━━━━━ Data provided ━━━━━
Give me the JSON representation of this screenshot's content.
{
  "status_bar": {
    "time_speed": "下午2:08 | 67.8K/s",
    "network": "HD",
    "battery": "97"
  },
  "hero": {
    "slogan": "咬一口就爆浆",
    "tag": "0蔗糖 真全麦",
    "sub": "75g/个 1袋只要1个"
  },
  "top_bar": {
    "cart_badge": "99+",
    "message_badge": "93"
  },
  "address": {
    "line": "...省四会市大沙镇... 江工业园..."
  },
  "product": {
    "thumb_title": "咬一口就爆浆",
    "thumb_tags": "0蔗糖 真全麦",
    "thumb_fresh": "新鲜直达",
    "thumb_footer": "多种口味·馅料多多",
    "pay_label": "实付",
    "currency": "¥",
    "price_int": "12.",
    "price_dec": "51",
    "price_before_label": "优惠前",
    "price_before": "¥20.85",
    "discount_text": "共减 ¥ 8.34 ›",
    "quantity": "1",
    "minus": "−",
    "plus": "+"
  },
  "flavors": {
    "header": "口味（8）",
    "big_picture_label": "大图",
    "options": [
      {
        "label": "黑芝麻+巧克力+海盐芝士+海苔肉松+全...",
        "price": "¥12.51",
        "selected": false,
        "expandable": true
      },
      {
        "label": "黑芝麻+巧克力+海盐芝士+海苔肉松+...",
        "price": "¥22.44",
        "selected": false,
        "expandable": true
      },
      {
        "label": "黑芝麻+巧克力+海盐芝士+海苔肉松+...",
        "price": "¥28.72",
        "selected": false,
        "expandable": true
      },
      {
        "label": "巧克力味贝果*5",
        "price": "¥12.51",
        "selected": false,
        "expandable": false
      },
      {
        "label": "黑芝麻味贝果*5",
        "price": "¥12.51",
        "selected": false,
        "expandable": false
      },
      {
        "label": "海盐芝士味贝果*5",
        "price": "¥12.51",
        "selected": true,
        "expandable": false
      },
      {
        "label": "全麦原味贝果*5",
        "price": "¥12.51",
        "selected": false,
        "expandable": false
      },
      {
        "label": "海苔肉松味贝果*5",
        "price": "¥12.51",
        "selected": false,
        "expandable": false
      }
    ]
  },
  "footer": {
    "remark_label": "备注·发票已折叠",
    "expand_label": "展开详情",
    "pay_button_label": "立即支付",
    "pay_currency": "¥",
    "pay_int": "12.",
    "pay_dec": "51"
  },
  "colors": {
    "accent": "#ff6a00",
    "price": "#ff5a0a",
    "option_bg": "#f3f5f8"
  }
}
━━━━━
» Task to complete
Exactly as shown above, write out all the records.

» Response area
Give me the JSON representation of this screenshot's content.
{
  "status_bar": {
    "time_speed": "下午2:08 | 67.8K/s",
    "network": "HD",
    "battery": "97"
  },
  "hero": {
    "slogan": "咬一口就爆浆",
    "tag": "0蔗糖 真全麦",
    "sub": "75g/个 1袋只要1个"
  },
  "top_bar": {
    "cart_badge": "99+",
    "message_badge": "93"
  },
  "address": {
    "line": "...省四会市大沙镇... 江工业园..."
  },
  "product": {
    "thumb_title": "咬一口就爆浆",
    "thumb_tags": "0蔗糖 真全麦",
    "thumb_fresh": "新鲜直达",
    "thumb_footer": "多种口味·馅料多多",
    "pay_label": "实付",
    "currency": "¥",
    "price_int": "12.",
    "price_dec": "51",
    "price_before_label": "优惠前",
    "price_before": "¥20.85",
    "discount_text": "共减 ¥ 8.34 ›",
    "quantity": "1",
    "minus": "−",
    "plus": "+"
  },
  "flavors": {
    "header": "口味（8）",
    "big_picture_label": "大图",
    "options": [
      {
        "label": "黑芝麻+巧克力+海盐芝士+海苔肉松+全...",
        "price": "¥12.51",
        "selected": false,
        "expandable": true
      },
      {
        "label": "黑芝麻+巧克力+海盐芝士+海苔肉松+...",
        "price": "¥22.44",
        "selected": false,
        "expandable": true
      },
      {
        "label": "黑芝麻+巧克力+海盐芝士+海苔肉松+...",
        "price": "¥28.72",
        "selected": false,
        "expandable": true
      },
      {
        "label": "巧克力味贝果*5",
        "price": "¥12.51",
        "selected": false,
        "expandable": false
      },
      {
        "label": "黑芝麻味贝果*5",
        "price": "¥12.51",
        "selected": false,
        "expandable": false
      },
      {
        "label": "海盐芝士味贝果*5",
        "price": "¥12.51",
        "selected": true,
        "expandable": false
      },
      {
        "label": "全麦原味贝果*5",
        "price": "¥12.51",
        "selected": false,
        "expandable": false
      },
      {
        "label": "海苔肉松味贝果*5",
        "price": "¥12.51",
        "selected": false,
        "expandable": false
      }
    ]
  },
  "footer": {
    "remark_label": "备注·发票已折叠",
    "expand_label": "展开详情",
    "pay_button_label": "立即支付",
    "pay_currency": "¥",
    "pay_int": "12.",
    "pay_dec": "51"
  },
  "colors": {
    "accent": "#ff6a00",
    "price": "#ff5a0a",
    "option_bg": "#f3f5f8"
  }
}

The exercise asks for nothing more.